** Task requirements **
In the following material, identify every line holding the string "data" and return it.

[Start of section]

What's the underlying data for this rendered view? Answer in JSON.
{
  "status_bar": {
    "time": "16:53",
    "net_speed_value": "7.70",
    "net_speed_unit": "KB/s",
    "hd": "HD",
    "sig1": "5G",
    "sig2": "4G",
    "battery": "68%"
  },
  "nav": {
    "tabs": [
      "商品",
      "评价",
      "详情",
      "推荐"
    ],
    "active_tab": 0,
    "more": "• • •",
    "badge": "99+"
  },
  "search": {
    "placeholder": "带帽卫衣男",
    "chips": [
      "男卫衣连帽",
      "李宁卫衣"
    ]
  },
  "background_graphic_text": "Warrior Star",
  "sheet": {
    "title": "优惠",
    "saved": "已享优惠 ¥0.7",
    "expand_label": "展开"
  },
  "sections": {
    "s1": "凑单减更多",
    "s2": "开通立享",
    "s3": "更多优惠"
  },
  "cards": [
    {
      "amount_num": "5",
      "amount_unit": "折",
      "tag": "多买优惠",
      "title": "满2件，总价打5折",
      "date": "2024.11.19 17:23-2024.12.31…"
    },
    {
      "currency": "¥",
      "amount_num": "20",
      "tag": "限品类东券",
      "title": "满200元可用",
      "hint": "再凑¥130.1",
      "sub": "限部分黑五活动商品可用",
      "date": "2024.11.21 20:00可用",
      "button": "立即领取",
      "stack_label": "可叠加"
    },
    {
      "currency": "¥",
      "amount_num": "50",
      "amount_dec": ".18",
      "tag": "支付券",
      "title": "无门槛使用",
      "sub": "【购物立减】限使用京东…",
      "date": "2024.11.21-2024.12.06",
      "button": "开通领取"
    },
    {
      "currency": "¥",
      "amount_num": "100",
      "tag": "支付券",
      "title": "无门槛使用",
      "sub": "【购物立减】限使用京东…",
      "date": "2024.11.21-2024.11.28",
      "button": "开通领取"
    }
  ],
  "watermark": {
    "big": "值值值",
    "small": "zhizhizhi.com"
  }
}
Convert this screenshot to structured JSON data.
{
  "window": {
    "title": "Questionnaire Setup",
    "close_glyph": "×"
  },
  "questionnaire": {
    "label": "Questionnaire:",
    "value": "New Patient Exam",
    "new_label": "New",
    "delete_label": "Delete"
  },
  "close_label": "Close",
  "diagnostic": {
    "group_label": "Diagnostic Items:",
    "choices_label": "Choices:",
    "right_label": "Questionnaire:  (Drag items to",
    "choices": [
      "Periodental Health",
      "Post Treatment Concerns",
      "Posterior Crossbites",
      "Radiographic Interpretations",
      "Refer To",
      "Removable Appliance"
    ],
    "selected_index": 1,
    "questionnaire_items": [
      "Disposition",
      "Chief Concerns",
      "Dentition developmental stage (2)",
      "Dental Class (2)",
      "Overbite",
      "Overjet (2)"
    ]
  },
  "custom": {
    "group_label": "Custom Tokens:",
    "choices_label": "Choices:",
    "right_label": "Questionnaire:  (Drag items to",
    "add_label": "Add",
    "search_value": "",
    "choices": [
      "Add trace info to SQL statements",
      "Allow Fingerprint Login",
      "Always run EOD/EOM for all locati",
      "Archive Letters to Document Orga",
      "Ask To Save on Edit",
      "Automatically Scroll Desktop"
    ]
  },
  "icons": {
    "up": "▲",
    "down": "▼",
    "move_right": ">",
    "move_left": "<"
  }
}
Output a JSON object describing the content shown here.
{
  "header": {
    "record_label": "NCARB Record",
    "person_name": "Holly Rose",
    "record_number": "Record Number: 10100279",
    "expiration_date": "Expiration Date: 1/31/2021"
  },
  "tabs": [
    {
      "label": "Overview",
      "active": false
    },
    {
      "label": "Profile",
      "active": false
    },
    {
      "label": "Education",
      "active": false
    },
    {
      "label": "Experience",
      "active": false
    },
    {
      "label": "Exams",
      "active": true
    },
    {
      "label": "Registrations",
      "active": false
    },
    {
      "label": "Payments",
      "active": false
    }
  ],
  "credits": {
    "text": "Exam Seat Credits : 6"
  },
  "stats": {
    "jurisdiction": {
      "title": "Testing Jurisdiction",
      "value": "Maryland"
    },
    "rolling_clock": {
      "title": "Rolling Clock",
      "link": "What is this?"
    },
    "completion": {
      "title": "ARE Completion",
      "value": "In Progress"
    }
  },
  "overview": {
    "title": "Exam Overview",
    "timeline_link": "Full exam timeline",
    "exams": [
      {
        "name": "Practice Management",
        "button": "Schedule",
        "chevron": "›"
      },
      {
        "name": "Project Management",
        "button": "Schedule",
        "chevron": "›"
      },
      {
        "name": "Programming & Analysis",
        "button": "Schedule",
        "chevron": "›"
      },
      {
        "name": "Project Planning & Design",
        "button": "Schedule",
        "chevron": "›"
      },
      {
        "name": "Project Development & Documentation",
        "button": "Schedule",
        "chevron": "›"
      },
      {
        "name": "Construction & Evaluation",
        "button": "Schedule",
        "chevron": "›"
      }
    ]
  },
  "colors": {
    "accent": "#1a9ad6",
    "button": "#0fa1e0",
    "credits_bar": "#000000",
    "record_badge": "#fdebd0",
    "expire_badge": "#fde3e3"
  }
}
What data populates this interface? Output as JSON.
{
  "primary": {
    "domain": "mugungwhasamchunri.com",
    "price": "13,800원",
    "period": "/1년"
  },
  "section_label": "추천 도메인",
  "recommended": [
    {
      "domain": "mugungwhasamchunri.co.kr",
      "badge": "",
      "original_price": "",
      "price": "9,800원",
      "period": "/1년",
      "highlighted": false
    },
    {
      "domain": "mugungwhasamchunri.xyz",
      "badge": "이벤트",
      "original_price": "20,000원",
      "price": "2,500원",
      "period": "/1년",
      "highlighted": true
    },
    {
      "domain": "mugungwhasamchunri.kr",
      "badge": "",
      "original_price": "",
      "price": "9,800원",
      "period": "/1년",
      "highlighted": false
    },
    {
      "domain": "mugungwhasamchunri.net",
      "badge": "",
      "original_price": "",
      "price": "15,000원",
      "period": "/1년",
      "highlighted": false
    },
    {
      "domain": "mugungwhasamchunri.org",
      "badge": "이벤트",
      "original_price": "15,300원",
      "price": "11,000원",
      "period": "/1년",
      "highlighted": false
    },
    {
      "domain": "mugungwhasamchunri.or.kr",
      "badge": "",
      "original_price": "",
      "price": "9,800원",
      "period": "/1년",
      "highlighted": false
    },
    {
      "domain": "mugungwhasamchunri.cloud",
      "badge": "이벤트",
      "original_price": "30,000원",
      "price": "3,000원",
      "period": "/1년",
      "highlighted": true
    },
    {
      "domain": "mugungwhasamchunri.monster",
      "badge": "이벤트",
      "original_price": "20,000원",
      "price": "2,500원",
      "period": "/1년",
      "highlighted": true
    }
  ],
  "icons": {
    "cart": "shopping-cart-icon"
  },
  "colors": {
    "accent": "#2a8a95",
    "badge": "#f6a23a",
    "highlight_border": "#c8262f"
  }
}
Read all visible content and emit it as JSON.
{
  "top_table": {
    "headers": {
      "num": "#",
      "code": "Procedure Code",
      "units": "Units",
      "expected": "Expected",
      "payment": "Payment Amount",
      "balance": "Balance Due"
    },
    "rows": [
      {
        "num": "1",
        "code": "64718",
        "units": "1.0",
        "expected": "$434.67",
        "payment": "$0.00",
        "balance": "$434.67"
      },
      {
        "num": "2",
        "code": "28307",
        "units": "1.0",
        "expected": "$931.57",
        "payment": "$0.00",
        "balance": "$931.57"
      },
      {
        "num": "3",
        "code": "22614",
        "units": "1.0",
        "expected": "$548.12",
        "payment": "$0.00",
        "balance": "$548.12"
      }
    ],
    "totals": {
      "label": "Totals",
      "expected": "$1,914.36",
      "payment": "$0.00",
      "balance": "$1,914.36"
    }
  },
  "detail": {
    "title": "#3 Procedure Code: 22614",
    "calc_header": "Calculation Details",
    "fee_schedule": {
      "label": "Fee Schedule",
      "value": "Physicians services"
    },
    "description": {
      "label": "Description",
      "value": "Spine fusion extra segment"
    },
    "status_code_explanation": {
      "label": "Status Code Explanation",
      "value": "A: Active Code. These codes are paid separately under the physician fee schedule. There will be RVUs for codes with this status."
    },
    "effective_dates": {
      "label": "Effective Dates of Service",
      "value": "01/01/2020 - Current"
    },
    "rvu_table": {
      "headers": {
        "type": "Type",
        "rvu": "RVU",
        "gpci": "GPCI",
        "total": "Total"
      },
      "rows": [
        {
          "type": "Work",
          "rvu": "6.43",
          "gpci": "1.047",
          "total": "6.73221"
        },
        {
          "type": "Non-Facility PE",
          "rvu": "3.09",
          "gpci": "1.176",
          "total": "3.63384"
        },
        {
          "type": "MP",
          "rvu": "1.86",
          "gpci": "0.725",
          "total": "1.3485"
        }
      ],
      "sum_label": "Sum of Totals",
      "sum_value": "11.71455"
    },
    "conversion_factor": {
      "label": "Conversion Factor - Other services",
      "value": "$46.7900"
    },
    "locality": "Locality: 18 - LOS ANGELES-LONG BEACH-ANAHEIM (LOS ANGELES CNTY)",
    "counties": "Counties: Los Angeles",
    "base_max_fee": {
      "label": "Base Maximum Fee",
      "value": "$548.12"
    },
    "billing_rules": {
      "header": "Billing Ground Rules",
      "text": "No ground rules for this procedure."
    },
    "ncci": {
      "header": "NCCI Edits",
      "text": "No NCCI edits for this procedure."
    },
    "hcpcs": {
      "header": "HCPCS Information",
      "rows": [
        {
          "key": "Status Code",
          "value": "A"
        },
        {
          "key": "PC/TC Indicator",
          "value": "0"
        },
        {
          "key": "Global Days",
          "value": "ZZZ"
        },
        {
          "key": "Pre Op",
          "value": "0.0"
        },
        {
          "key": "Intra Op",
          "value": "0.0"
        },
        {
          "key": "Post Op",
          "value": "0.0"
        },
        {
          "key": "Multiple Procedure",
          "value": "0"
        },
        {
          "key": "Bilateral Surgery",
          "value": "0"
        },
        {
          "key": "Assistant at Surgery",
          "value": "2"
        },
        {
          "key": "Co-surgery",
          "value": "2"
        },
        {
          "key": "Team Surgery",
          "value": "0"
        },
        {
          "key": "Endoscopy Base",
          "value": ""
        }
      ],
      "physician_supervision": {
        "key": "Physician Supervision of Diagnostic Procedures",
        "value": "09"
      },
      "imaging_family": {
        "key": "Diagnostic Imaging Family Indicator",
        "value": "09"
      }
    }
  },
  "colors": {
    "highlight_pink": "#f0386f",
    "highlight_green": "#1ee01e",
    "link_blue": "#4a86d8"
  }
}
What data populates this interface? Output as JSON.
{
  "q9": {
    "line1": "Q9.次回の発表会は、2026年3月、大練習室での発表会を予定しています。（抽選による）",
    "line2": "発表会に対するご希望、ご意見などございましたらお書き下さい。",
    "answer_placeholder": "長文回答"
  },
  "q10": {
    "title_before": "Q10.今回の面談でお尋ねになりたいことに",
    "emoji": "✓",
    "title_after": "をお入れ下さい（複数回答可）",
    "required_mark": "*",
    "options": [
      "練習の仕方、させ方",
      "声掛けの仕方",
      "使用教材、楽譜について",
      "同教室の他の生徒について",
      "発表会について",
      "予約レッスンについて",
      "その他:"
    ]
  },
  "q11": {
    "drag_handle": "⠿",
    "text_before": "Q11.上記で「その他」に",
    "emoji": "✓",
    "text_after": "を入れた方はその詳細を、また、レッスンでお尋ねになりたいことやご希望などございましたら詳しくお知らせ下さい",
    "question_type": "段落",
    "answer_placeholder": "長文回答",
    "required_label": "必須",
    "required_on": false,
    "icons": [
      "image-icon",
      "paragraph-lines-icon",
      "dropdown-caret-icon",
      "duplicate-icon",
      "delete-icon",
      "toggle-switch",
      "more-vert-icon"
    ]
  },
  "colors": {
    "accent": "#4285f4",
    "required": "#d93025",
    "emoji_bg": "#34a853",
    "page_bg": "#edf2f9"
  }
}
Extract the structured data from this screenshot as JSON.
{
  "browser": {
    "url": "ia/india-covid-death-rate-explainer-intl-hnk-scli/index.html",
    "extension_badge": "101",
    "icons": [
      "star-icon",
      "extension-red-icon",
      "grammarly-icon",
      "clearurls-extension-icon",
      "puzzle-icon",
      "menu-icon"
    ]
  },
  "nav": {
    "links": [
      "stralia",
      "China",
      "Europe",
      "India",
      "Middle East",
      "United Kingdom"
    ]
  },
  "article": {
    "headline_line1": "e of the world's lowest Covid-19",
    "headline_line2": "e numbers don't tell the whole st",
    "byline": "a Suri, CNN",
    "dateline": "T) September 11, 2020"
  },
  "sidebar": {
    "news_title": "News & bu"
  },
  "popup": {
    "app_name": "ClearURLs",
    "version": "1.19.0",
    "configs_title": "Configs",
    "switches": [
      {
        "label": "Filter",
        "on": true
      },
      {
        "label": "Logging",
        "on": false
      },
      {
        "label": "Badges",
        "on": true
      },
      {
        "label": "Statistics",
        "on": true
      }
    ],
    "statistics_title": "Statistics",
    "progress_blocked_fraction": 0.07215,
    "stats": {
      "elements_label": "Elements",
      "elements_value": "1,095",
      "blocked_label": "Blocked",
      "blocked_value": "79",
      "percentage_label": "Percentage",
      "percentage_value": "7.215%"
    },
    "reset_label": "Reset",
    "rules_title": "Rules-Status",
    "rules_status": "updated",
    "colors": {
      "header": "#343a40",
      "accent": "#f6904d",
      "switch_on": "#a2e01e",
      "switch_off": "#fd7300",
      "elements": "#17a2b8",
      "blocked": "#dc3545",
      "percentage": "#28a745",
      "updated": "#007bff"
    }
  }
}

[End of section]

** Task result **
What's the underlying data for this rendered view? Answer in JSON.
Convert this screenshot to structured JSON data.
What data populates this interface? Output as JSON.
What data populates this interface? Output as JSON.
Extract the structured data from this screenshot as JSON.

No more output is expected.